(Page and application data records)

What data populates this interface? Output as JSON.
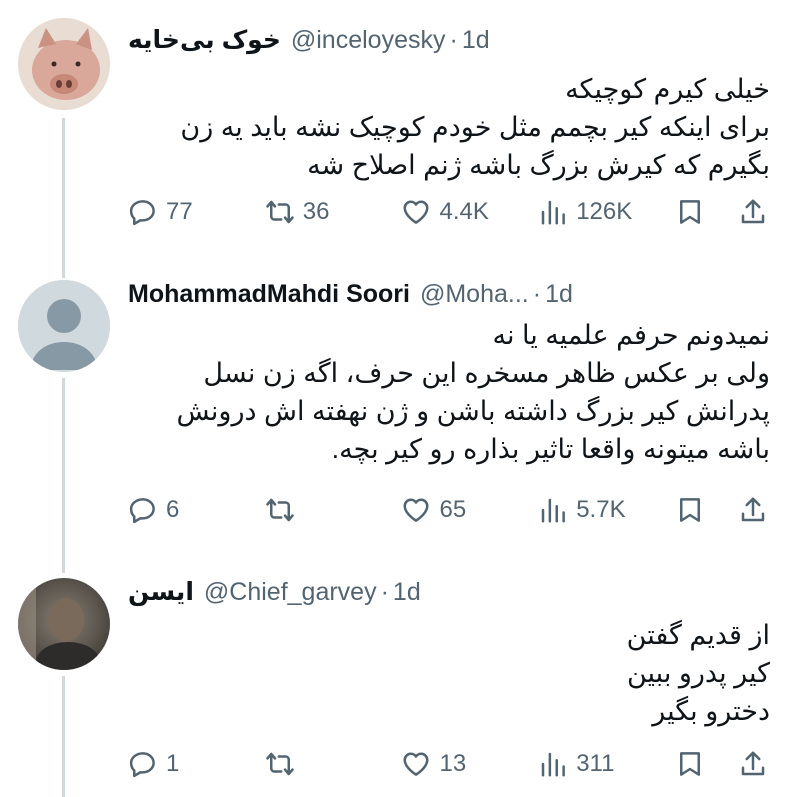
{
  "tweets": [
    {
      "name": "خوک بی‌خایه",
      "handle": "@inceloyesky",
      "time": "1d",
      "text": "خیلی کیرم کوچیکه\nبرای اینکه کیر بچمم مثل خودم کوچیک نشه باید یه زن\nبگیرم که کیرش بزرگ باشه ژنم اصلاح شه",
      "avatar": "pig-avatar",
      "stats": {
        "replies": "77",
        "retweets": "36",
        "likes": "4.4K",
        "views": "126K"
      }
    },
    {
      "name": "MohammadMahdi Soori",
      "handle": "@Moha...",
      "time": "1d",
      "text": "نمیدونم حرفم علمیه یا نه\nولی بر عکس ظاهر مسخره این حرف، اگه زن نسل\nپدرانش کیر بزرگ داشته باشن و ژن نهفته اش درونش\nباشه میتونه واقعا تاثیر بذاره رو کیر بچه.",
      "avatar": "default-avatar",
      "stats": {
        "replies": "6",
        "retweets": "",
        "likes": "65",
        "views": "5.7K"
      }
    },
    {
      "name": "ایسن",
      "handle": "@Chief_garvey",
      "time": "1d",
      "text": "از قدیم گفتن\nکیر پدرو ببین\nدخترو بگیر",
      "avatar": "blurred-photo-avatar",
      "stats": {
        "replies": "1",
        "retweets": "",
        "likes": "13",
        "views": "311"
      }
    }
  ],
  "colors": {
    "text": "#0f1419",
    "muted": "#536471",
    "thread_line": "#cfd9de",
    "pig": "#d9a89a"
  }
}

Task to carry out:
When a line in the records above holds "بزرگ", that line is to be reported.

Written answer:
      "text": "خیلی کیرم کوچیکه\nبرای اینکه کیر بچمم مثل خودم کوچیک نشه باید یه زن\nبگیرم که کیرش بزرگ باشه ژنم اصلاح شه",
      "text": "نمیدونم حرفم علمیه یا نه\nولی بر عکس ظاهر مسخره این حرف، اگه زن نسل\nپدرانش کیر بزرگ داشته باشن و ژن نهفته اش درونش\nباشه میتونه واقعا تاثیر بذاره رو کیر بچه.",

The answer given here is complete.